**What needs to be done**. Each of the entries below should be written out exactly as it reads.

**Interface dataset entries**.

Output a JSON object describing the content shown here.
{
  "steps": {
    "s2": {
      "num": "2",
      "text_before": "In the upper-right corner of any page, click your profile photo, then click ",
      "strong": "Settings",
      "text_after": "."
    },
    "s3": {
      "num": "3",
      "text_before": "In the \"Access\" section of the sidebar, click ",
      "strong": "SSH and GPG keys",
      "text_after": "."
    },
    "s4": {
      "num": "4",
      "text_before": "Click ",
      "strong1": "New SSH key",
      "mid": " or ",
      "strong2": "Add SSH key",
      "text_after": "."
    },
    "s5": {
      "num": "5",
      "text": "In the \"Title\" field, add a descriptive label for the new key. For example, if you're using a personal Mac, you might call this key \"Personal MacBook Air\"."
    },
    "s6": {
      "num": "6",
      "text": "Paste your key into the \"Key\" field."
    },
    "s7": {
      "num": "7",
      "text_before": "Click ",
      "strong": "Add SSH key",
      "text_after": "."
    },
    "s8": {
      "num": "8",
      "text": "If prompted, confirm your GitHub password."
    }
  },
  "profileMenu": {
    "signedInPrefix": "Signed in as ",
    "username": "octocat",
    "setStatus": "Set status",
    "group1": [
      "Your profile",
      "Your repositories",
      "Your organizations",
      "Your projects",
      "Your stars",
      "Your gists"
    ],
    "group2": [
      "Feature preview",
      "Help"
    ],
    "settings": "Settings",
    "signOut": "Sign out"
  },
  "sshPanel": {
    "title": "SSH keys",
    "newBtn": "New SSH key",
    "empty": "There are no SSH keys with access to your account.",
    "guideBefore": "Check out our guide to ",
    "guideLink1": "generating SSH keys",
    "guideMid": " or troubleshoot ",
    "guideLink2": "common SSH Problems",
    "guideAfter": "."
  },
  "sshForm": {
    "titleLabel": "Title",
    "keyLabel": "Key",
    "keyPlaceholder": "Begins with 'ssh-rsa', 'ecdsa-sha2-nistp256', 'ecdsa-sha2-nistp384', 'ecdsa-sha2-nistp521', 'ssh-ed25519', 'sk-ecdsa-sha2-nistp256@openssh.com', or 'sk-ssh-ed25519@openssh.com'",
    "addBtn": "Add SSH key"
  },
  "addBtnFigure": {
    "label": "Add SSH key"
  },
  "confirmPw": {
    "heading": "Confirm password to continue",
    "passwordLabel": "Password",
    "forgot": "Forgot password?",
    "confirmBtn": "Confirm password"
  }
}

**Output of the task**.
Output a JSON object describing the content shown here.
{
  "steps": {
    "s2": {
      "num": "2",
      "text_before": "In the upper-right corner of any page, click your profile photo, then click ",
      "strong": "Settings",
      "text_after": "."
    },
    "s3": {
      "num": "3",
      "text_before": "In the \"Access\" section of the sidebar, click ",
      "strong": "SSH and GPG keys",
      "text_after": "."
    },
    "s4": {
      "num": "4",
      "text_before": "Click ",
      "strong1": "New SSH key",
      "mid": " or ",
      "strong2": "Add SSH key",
      "text_after": "."
    },
    "s5": {
      "num": "5",
      "text": "In the \"Title\" field, add a descriptive label for the new key. For example, if you're using a personal Mac, you might call this key \"Personal MacBook Air\"."
    },
    "s6": {
      "num": "6",
      "text": "Paste your key into the \"Key\" field."
    },
    "s7": {
      "num": "7",
      "text_before": "Click ",
      "strong": "Add SSH key",
      "text_after": "."
    },
    "s8": {
      "num": "8",
      "text": "If prompted, confirm your GitHub password."
    }
  },
  "profileMenu": {
    "signedInPrefix": "Signed in as ",
    "username": "octocat",
    "setStatus": "Set status",
    "group1": [
      "Your profile",
      "Your repositories",
      "Your organizations",
      "Your projects",
      "Your stars",
      "Your gists"
    ],
    "group2": [
      "Feature preview",
      "Help"
    ],
    "settings": "Settings",
    "signOut": "Sign out"
  },
  "sshPanel": {
    "title": "SSH keys",
    "newBtn": "New SSH key",
    "empty": "There are no SSH keys with access to your account.",
    "guideBefore": "Check out our guide to ",
    "guideLink1": "generating SSH keys",
    "guideMid": " or troubleshoot ",
    "guideLink2": "common SSH Problems",
    "guideAfter": "."
  },
  "sshForm": {
    "titleLabel": "Title",
    "keyLabel": "Key",
    "keyPlaceholder": "Begins with 'ssh-rsa', 'ecdsa-sha2-nistp256', 'ecdsa-sha2-nistp384', 'ecdsa-sha2-nistp521', 'ssh-ed25519', 'sk-ecdsa-sha2-nistp256@openssh.com', or 'sk-ssh-ed25519@openssh.com'",
    "addBtn": "Add SSH key"
  },
  "addBtnFigure": {
    "label": "Add SSH key"
  },
  "confirmPw": {
    "heading": "Confirm password to continue",
    "passwordLabel": "Password",
    "forgot": "Forgot password?",
    "confirmBtn": "Confirm password"
  }
}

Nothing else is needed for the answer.